* What you should do:
Your answer must be every line of the data below that holds the string "Spoglio", copied exactly.

* Data for the task:
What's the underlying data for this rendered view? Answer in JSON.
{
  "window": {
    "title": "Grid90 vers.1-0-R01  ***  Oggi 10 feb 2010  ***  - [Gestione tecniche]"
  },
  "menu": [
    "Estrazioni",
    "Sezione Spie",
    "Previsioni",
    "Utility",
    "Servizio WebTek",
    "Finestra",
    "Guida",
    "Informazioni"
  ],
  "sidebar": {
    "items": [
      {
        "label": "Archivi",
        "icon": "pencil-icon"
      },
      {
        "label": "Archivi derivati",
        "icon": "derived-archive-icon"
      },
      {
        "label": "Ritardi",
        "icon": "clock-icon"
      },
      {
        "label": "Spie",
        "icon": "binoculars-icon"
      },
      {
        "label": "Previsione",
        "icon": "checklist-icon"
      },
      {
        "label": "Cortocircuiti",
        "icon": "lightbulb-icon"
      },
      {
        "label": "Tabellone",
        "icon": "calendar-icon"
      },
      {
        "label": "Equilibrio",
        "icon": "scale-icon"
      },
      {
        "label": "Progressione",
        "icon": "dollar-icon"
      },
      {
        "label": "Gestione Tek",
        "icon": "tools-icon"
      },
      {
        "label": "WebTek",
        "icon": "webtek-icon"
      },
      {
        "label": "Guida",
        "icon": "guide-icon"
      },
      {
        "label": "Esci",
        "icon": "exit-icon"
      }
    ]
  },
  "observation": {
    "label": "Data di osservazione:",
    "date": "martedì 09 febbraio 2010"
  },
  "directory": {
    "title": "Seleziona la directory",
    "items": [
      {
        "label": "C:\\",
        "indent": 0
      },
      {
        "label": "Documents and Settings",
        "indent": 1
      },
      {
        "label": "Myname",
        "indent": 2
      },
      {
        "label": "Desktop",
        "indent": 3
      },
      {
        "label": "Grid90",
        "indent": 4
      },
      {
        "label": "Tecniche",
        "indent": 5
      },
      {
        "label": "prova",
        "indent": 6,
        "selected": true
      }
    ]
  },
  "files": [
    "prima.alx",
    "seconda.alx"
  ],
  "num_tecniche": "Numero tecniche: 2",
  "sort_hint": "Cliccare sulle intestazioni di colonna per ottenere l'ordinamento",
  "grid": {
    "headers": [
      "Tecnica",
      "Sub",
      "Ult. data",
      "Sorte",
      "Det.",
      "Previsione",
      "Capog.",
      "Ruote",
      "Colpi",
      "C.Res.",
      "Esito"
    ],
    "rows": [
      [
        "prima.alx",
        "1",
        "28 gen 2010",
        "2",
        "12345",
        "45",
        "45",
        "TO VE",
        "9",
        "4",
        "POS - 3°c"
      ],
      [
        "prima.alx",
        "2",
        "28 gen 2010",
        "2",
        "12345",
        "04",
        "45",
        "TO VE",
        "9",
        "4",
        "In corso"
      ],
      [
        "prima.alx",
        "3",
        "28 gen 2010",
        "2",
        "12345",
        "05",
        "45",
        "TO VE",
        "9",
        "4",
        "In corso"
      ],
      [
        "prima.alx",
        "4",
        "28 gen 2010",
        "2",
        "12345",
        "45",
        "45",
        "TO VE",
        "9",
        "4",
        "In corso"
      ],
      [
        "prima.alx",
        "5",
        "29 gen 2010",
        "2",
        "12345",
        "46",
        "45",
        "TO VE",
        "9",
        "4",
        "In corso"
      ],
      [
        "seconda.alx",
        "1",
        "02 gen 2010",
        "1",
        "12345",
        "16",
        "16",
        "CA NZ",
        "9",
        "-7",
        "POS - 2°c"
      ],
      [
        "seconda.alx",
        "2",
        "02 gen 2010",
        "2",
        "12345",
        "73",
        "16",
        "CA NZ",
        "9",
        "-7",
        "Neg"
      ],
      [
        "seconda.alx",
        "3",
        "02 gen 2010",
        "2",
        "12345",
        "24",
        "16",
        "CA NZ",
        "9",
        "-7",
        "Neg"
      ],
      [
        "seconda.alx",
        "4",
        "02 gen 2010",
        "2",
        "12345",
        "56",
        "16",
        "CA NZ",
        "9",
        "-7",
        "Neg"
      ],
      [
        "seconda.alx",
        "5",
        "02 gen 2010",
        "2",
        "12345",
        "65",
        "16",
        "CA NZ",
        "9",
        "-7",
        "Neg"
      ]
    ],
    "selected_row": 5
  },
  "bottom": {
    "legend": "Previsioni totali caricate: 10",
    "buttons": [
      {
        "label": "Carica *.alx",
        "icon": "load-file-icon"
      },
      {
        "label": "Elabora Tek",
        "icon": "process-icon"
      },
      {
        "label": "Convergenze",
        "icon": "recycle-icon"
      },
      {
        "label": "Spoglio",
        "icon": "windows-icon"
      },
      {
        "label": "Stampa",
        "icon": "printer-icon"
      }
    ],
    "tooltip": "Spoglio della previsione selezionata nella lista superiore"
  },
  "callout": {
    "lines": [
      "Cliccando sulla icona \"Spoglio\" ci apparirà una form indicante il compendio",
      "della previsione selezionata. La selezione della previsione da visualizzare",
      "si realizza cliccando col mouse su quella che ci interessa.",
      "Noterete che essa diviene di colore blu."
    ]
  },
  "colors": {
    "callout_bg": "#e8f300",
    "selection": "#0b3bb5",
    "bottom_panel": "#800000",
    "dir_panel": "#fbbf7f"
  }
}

* Problem solution:
        "label": "Spoglio",
    "tooltip": "Spoglio della previsione selezionata nella lista superiore"
      "Cliccando sulla icona \"Spoglio\" ci apparirà una form indicante il compendio",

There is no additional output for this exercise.